The Irish Creamery Milk Suppliers’ Association (ICMSA) has called on processors to increase milk prices for December’s supplies to 37.1c/l excluding VAT amid improving global dairy markets and the threat of tight supplies in 2024.

ICMSA dairy committee chair Noel Murphy stated that co-ops “can and should” pay 37.1c/l in light of many farmers deciding to dry off cows early, with margins too slim to justify milking on.

Increased prices must come for December’s milk, even though the month sees low volumes of deliveries, as co-ops must endeavour to pay the highest price possible to suppliers, Murphy commented.

“There is no doubt that 39c/l [37.1c/l excluding VAT] is an absolutely realistic price for co-ops to reach for December payments and the markets for the last quarter of 2023 prove as much,” the dairy chair said.

“Milk supplies are tight in exporting nations and if farmers are to be encouraged to produce long term, in the volumes that the co-ops already know they will require, then prices that reflect a rising global market and demand have to be paid to the primary producers.”

Murphy warned co-ops that leaving farmers short on prices now could be a move they will “profoundly regret” later in the year if farmers decide that the margins aren’t there to keep up output.

Positive sentiment globally

Farmers here would need 40c/l excluding VAT to be on par with milk prices paid on the continent, according to Murphy.

The Global Dairy Trade (GDT) is up over 20% since the auction’s lowest point and EU butter prices have rebounded over the same period, he stated.

“It’s up to the co-ops to recognise those signals and act on them. That needs to start this moth and it needs to start by a decision to pay at least 39c/l for the milk supplied in December.”
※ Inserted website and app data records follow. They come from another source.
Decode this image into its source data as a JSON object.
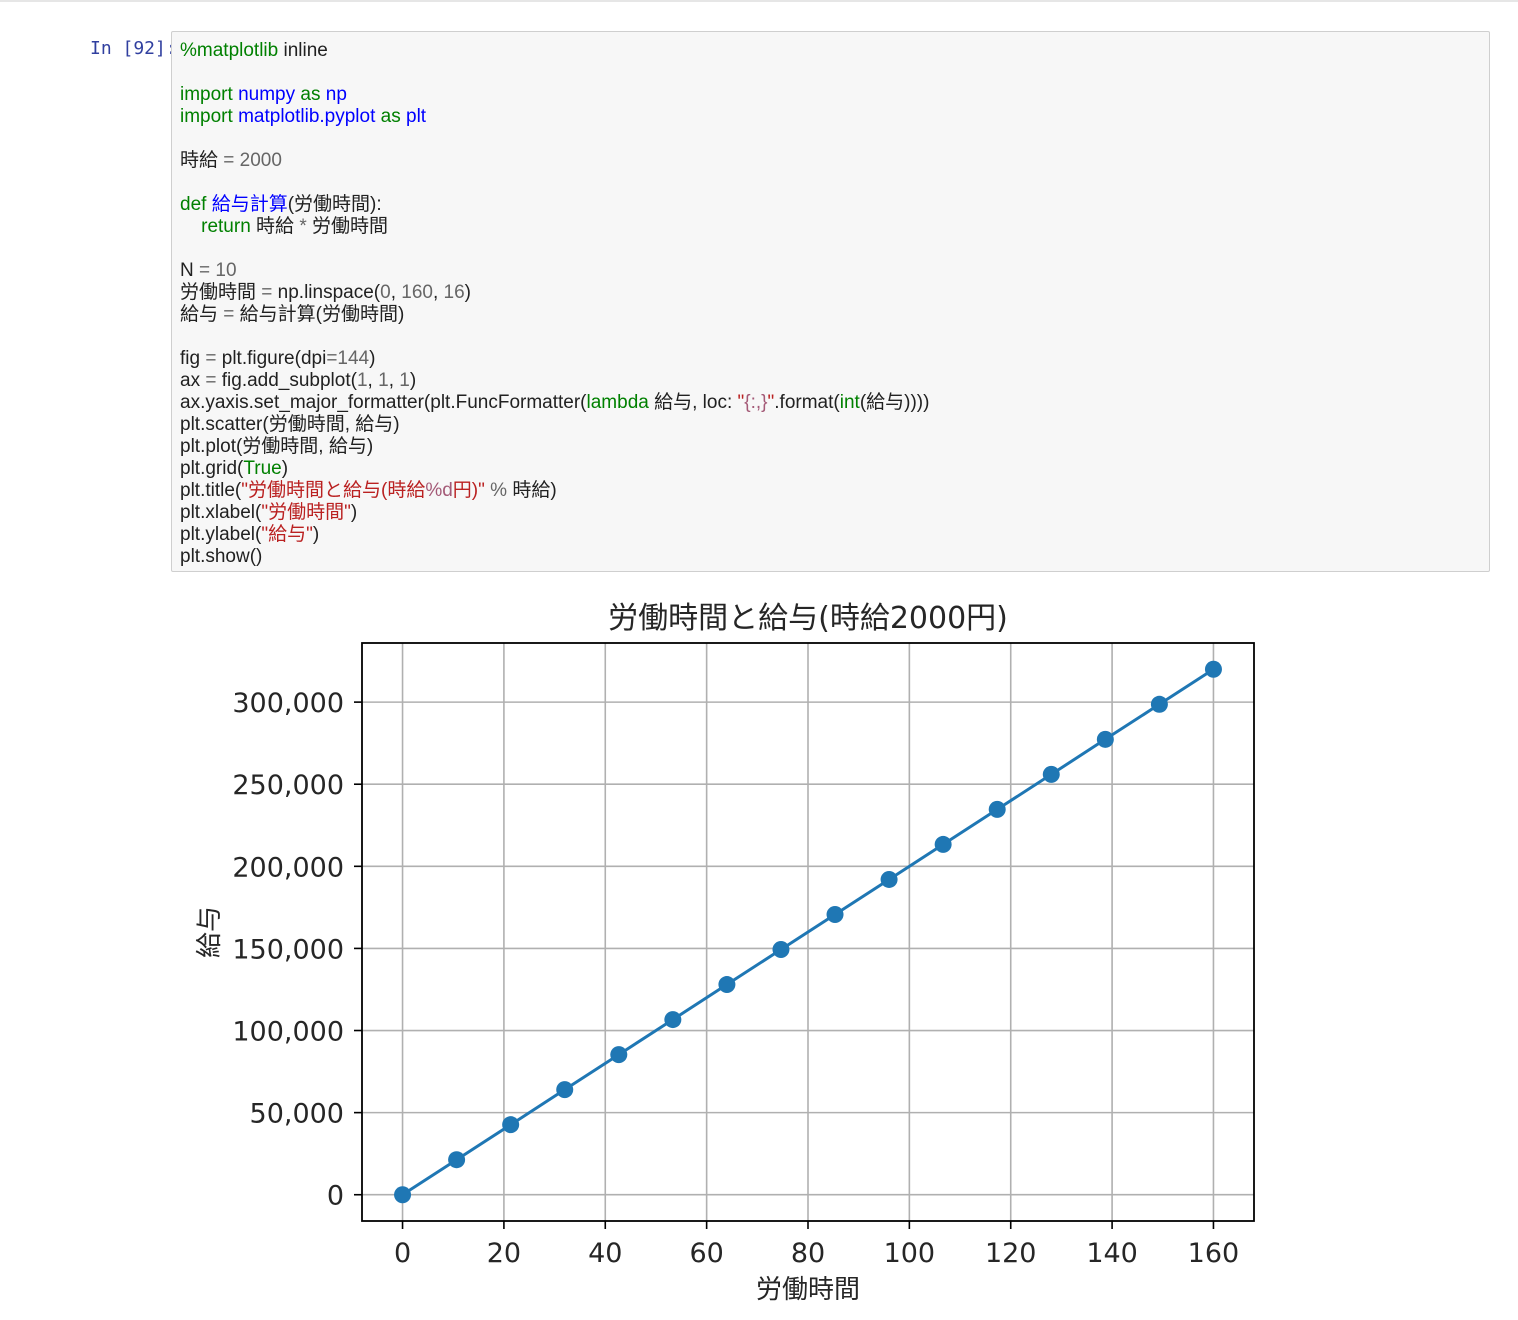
{
  "cell": {
    "prompt": "In [92]:",
    "code_lines": [
      [
        [
          "kw",
          "%matplotlib"
        ],
        [
          "txt",
          " inline"
        ]
      ],
      [],
      [
        [
          "kw",
          "import"
        ],
        [
          "txt",
          " "
        ],
        [
          "nm",
          "numpy"
        ],
        [
          "txt",
          " "
        ],
        [
          "kw",
          "as"
        ],
        [
          "txt",
          " "
        ],
        [
          "nm",
          "np"
        ]
      ],
      [
        [
          "kw",
          "import"
        ],
        [
          "txt",
          " "
        ],
        [
          "nm",
          "matplotlib.pyplot"
        ],
        [
          "txt",
          " "
        ],
        [
          "kw",
          "as"
        ],
        [
          "txt",
          " "
        ],
        [
          "nm",
          "plt"
        ]
      ],
      [],
      [
        [
          "txt",
          "時給 "
        ],
        [
          "op",
          "="
        ],
        [
          "txt",
          " "
        ],
        [
          "num",
          "2000"
        ]
      ],
      [],
      [
        [
          "kw",
          "def"
        ],
        [
          "txt",
          " "
        ],
        [
          "nm",
          "給与計算"
        ],
        [
          "txt",
          "(労働時間):"
        ]
      ],
      [
        [
          "txt",
          "    "
        ],
        [
          "kw",
          "return"
        ],
        [
          "txt",
          " 時給 "
        ],
        [
          "op",
          "*"
        ],
        [
          "txt",
          " 労働時間"
        ]
      ],
      [],
      [
        [
          "txt",
          "N "
        ],
        [
          "op",
          "="
        ],
        [
          "txt",
          " "
        ],
        [
          "num",
          "10"
        ]
      ],
      [
        [
          "txt",
          "労働時間 "
        ],
        [
          "op",
          "="
        ],
        [
          "txt",
          " np.linspace("
        ],
        [
          "num",
          "0"
        ],
        [
          "txt",
          ", "
        ],
        [
          "num",
          "160"
        ],
        [
          "txt",
          ", "
        ],
        [
          "num",
          "16"
        ],
        [
          "txt",
          ")"
        ]
      ],
      [
        [
          "txt",
          "給与 "
        ],
        [
          "op",
          "="
        ],
        [
          "txt",
          " 給与計算(労働時間)"
        ]
      ],
      [],
      [
        [
          "txt",
          "fig "
        ],
        [
          "op",
          "="
        ],
        [
          "txt",
          " plt.figure(dpi"
        ],
        [
          "op",
          "="
        ],
        [
          "num",
          "144"
        ],
        [
          "txt",
          ")"
        ]
      ],
      [
        [
          "txt",
          "ax "
        ],
        [
          "op",
          "="
        ],
        [
          "txt",
          " fig.add_subplot("
        ],
        [
          "num",
          "1"
        ],
        [
          "txt",
          ", "
        ],
        [
          "num",
          "1"
        ],
        [
          "txt",
          ", "
        ],
        [
          "num",
          "1"
        ],
        [
          "txt",
          ")"
        ]
      ],
      [
        [
          "txt",
          "ax.yaxis.set_major_formatter(plt.FuncFormatter("
        ],
        [
          "kw",
          "lambda"
        ],
        [
          "txt",
          " 給与, loc: "
        ],
        [
          "str",
          "\""
        ],
        [
          "int",
          "{:,}"
        ],
        [
          "str",
          "\""
        ],
        [
          "txt",
          ".format("
        ],
        [
          "bi",
          "int"
        ],
        [
          "txt",
          "(給与))))"
        ]
      ],
      [
        [
          "txt",
          "plt.scatter(労働時間, 給与)"
        ]
      ],
      [
        [
          "txt",
          "plt.plot(労働時間, 給与)"
        ]
      ],
      [
        [
          "txt",
          "plt.grid("
        ],
        [
          "kw",
          "True"
        ],
        [
          "txt",
          ")"
        ]
      ],
      [
        [
          "txt",
          "plt.title("
        ],
        [
          "str",
          "\"労働時間と給与(時給"
        ],
        [
          "int",
          "%d"
        ],
        [
          "str",
          "円)\""
        ],
        [
          "txt",
          " "
        ],
        [
          "op",
          "%"
        ],
        [
          "txt",
          " 時給)"
        ]
      ],
      [
        [
          "txt",
          "plt.xlabel("
        ],
        [
          "str",
          "\"労働時間\""
        ],
        [
          "txt",
          ")"
        ]
      ],
      [
        [
          "txt",
          "plt.ylabel("
        ],
        [
          "str",
          "\"給与\""
        ],
        [
          "txt",
          ")"
        ]
      ],
      [
        [
          "txt",
          "plt.show()"
        ]
      ]
    ]
  },
  "chart_data": {
    "type": "line",
    "title": "労働時間と給与(時給2000円)",
    "xlabel": "労働時間",
    "ylabel": "給与",
    "x": [
      0,
      10.6667,
      21.3333,
      32,
      42.6667,
      53.3333,
      64,
      74.6667,
      85.3333,
      96,
      106.6667,
      117.3333,
      128,
      138.6667,
      149.3333,
      160
    ],
    "series": [
      {
        "values": [
          0,
          21333,
          42667,
          64000,
          85333,
          106667,
          128000,
          149333,
          170667,
          192000,
          213333,
          234667,
          256000,
          277333,
          298667,
          320000
        ],
        "markers": true
      }
    ],
    "xticks": [
      "0",
      "20",
      "40",
      "60",
      "80",
      "100",
      "120",
      "140",
      "160"
    ],
    "yticks": [
      "0",
      "50,000",
      "100,000",
      "150,000",
      "200,000",
      "250,000",
      "300,000"
    ],
    "xlim": [
      -8,
      168
    ],
    "ylim": [
      -16000,
      336000
    ],
    "grid": true,
    "color": "#1f77b4"
  }
}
Murphy added that processors must be “bold and begin restoring the farmer confidence that has been so badly shaken” by 18 months of tight margins and a “really damaging cave-in” by Government to "anti-dairy policies".